But this is not a world model. It is a much simpler extrapolation of population trends. Correctly, it says that for birth rates lower than about 2, the population tends to decline. The reverse occurs for higher birth rates.
In practice, Song had simply been exposed to a general view of the Western way of thinking in the 1970s and 1980s that saw overpopulation as a major problem and he developed some simple models to extrapolate population trends in China. It seems that it was on the basis of these models, the government decided that they had to do something to push the Chinese toward smaller families, and they did. In the end, the three political “blocks” of 1970s, reacted in different ways to what at the time was perceived as the overpopulation threat. In the Soviet Union, scientists knew about the “Limits to Growth” study and created their own versions
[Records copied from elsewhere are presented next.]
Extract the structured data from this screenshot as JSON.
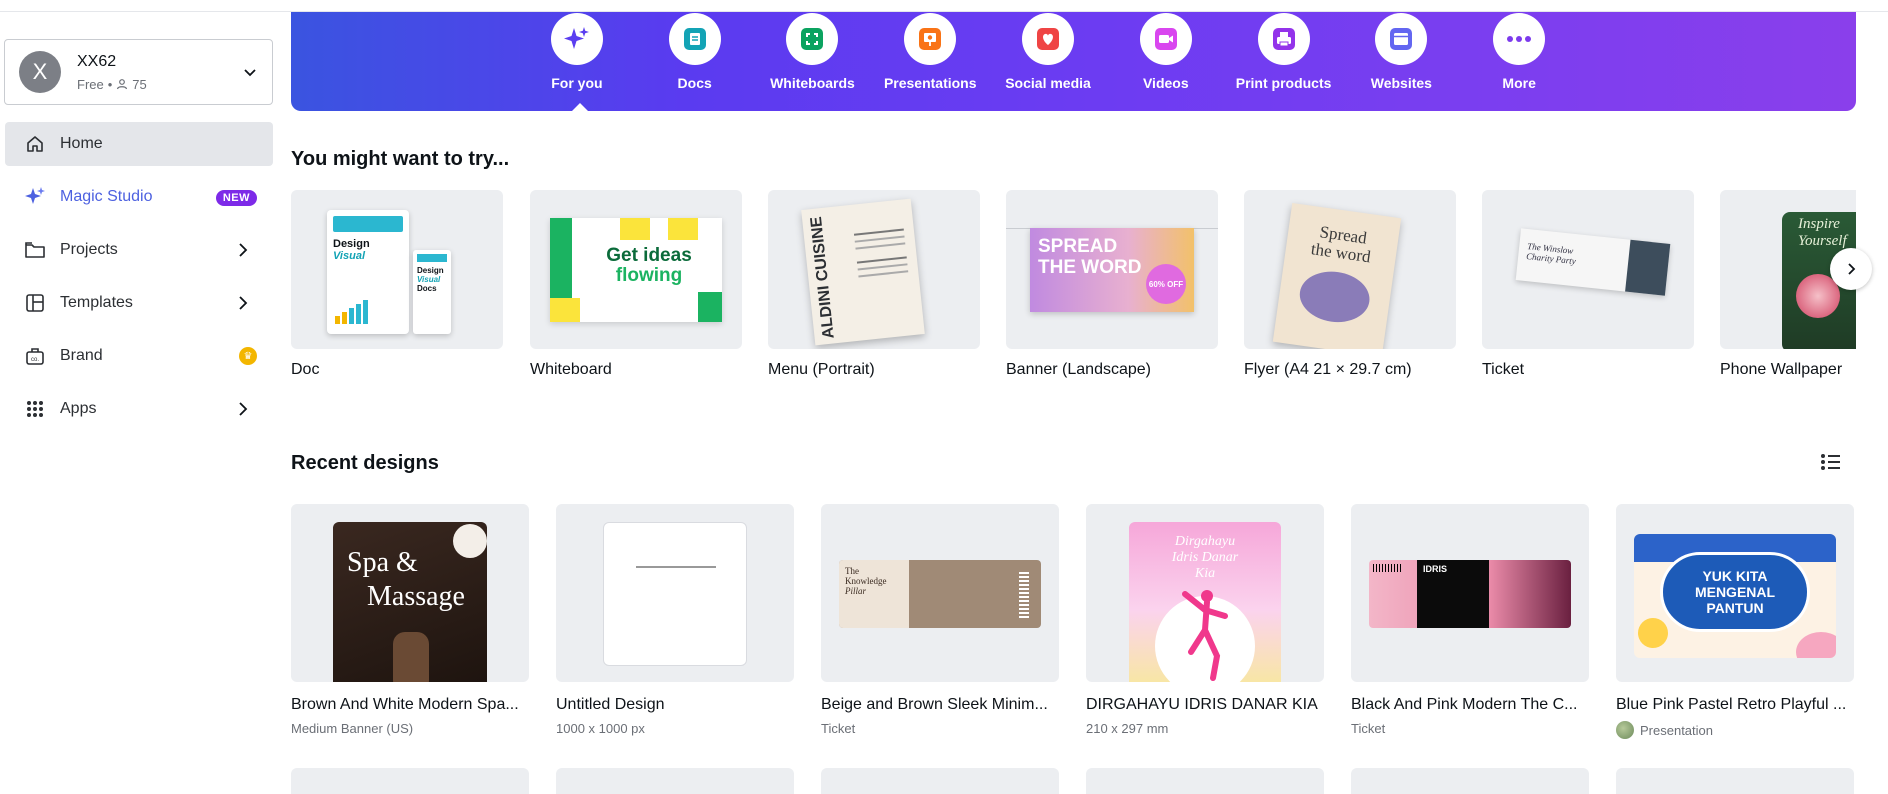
{
  "account": {
    "initial": "X",
    "name": "XX62",
    "plan": "Free",
    "members": "75"
  },
  "sidebar": {
    "items": [
      {
        "label": "Home",
        "icon": "home-icon"
      },
      {
        "label": "Magic Studio",
        "icon": "sparkle-icon",
        "badge": "NEW"
      },
      {
        "label": "Projects",
        "icon": "folder-icon"
      },
      {
        "label": "Templates",
        "icon": "templates-icon"
      },
      {
        "label": "Brand",
        "icon": "brand-icon"
      },
      {
        "label": "Apps",
        "icon": "apps-grid-icon"
      }
    ]
  },
  "categories": [
    {
      "label": "For you",
      "icon": "sparkle-icon",
      "color": "#5b3ef0"
    },
    {
      "label": "Docs",
      "icon": "doc-icon",
      "color": "#13a3b5"
    },
    {
      "label": "Whiteboards",
      "icon": "whiteboard-icon",
      "color": "#0ba360"
    },
    {
      "label": "Presentations",
      "icon": "presentation-icon",
      "color": "#f97316"
    },
    {
      "label": "Social media",
      "icon": "heart-icon",
      "color": "#ef4444"
    },
    {
      "label": "Videos",
      "icon": "video-icon",
      "color": "#d946ef"
    },
    {
      "label": "Print products",
      "icon": "printer-icon",
      "color": "#9333ea"
    },
    {
      "label": "Websites",
      "icon": "website-icon",
      "color": "#6366f1"
    },
    {
      "label": "More",
      "icon": "more-dots-icon",
      "color": "#7c3aed"
    }
  ],
  "try_section": {
    "title": "You might want to try...",
    "items": [
      {
        "label": "Doc",
        "thumb_title_1": "Design",
        "thumb_title_2": "Visual",
        "thumb_title_3": "Docs"
      },
      {
        "label": "Whiteboard",
        "thumb_title_1": "Get ideas",
        "thumb_title_2": "flowing"
      },
      {
        "label": "Menu (Portrait)",
        "thumb_title_1": "ALDINI",
        "thumb_title_2": "CUISINE"
      },
      {
        "label": "Banner (Landscape)",
        "thumb_title_1": "SPREAD",
        "thumb_title_2": "THE WORD",
        "thumb_badge": "60% OFF"
      },
      {
        "label": "Flyer (A4 21 × 29.7 cm)",
        "thumb_title_1": "Spread",
        "thumb_title_2": "the word"
      },
      {
        "label": "Ticket",
        "thumb_title_1": "The Winslow",
        "thumb_title_2": "Charity Party"
      },
      {
        "label": "Phone Wallpaper",
        "thumb_title_1": "Inspire",
        "thumb_title_2": "Yourself"
      }
    ]
  },
  "recent": {
    "title": "Recent designs",
    "items": [
      {
        "title": "Brown And White Modern Spa...",
        "sub": "Medium Banner (US)",
        "thumb_title_1": "Spa &",
        "thumb_title_2": "Massage"
      },
      {
        "title": "Untitled Design",
        "sub": "1000 x 1000 px"
      },
      {
        "title": "Beige and Brown Sleek Minim...",
        "sub": "Ticket",
        "thumb_title_1": "The",
        "thumb_title_2": "Knowledge",
        "thumb_title_3": "Pillar"
      },
      {
        "title": "DIRGAHAYU IDRIS DANAR KIA",
        "sub": "210 x 297 mm",
        "thumb_title_1": "Dirgahayu",
        "thumb_title_2": "Idris Danar",
        "thumb_title_3": "Kia"
      },
      {
        "title": "Black And Pink Modern The C...",
        "sub": "Ticket",
        "thumb_title_1": "IDRIS"
      },
      {
        "title": "Blue Pink Pastel Retro Playful ...",
        "sub": "Presentation",
        "thumb_title_1": "YUK KITA",
        "thumb_title_2": "MENGENAL",
        "thumb_title_3": "PANTUN"
      }
    ]
  }
}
of it. Not surprisingly, the Soviet governments didn’t pay any attention to them. In the West, instead, governments preferred to react in the way they knew best: they buried “The Limits to Growth” under a thick layer of pixie dust (aka “propaganda”) and then they ignored it.
In the end, though, no matter what governments did or didn’t do, the results were the same. The birth rate declined rapidly all over the areas that were called the “first world” (the West) and the “Second World” (The Soviet block and China). This trend was called the “demographic transition” and didn’t seem to need draconian actions by governments. All the countries that went through the transition are now facing problems of declining population. But all the countries of the world are facing the same transition, the African countries are just arriving a little later.
So, you see? The story is rather simple: things went the way they had to go. No need for evil guys plotting to destroy humankind. That’s just pixie dust liberally spread over everything, as usual.
h/t Dennis Meadows and Jorgen Randers
To know more about the origins of world models, and their relevance for us, nowadays, you can read the recent report to the Club of Rome titled “Limits and Beyond“
Originally appeared on The Seneca Effect